ACTIVITY:
Scan the listing for the word "power" and report every line that contains it.

DATA:
------------------------------------------------
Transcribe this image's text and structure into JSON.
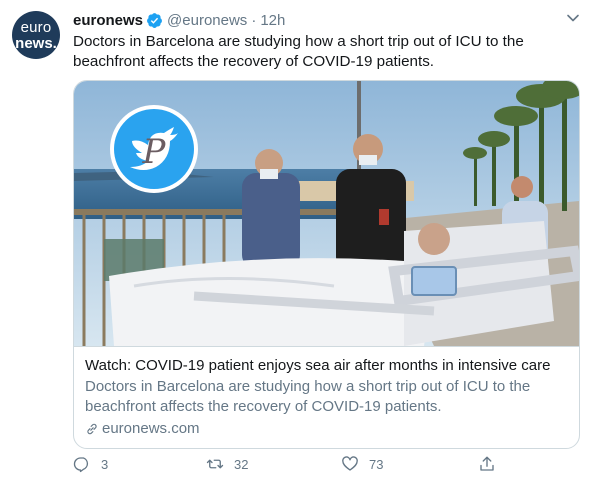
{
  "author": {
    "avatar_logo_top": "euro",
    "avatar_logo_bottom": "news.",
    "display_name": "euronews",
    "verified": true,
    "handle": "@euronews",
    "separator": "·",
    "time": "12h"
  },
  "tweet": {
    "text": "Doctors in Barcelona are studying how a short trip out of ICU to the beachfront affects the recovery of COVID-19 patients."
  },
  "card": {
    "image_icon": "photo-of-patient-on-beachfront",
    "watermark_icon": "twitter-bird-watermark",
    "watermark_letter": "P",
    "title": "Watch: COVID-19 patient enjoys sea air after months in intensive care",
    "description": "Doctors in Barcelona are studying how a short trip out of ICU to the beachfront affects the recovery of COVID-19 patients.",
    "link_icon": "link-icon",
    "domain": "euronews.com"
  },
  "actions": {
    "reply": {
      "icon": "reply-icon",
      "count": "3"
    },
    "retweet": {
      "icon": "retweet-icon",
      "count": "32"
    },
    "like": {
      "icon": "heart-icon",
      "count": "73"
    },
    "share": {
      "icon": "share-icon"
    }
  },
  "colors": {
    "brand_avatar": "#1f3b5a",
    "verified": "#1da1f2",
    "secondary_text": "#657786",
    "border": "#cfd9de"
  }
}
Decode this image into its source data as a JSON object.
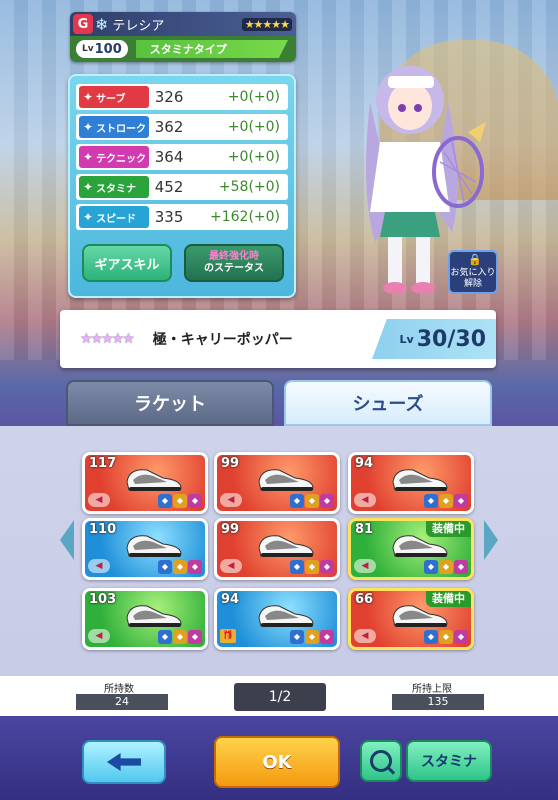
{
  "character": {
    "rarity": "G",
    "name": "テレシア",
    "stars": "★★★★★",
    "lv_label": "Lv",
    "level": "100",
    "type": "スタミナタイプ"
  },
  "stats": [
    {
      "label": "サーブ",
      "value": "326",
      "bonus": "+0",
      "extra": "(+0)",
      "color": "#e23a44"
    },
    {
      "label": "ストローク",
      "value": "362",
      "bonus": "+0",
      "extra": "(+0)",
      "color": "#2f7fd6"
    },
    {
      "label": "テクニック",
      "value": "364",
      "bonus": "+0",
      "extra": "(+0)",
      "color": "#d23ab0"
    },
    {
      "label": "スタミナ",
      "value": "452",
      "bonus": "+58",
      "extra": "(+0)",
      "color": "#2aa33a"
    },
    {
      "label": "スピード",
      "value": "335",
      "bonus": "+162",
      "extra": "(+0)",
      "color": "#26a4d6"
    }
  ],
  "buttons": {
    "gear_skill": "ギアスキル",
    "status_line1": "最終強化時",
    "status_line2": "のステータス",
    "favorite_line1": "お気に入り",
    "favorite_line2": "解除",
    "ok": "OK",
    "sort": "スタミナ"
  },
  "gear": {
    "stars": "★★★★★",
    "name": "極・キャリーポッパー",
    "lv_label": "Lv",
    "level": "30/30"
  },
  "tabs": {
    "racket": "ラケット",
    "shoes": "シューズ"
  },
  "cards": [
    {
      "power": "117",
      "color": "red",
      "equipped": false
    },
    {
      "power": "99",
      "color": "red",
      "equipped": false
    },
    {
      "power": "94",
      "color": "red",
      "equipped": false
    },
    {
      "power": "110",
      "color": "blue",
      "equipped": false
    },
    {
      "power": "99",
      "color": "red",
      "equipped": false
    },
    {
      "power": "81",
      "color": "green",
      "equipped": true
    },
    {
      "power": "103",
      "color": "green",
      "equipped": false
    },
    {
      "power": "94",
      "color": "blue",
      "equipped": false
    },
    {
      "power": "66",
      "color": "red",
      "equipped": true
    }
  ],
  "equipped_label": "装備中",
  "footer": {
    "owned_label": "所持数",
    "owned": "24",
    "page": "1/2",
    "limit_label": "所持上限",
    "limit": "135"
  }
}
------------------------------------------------
ANSWER TO THE PROBLEM:
      "power": "117",
      "power": "99",
      "power": "94",
      "power": "110",
      "power": "99",
      "power": "81",
      "power": "103",
      "power": "94",
      "power": "66",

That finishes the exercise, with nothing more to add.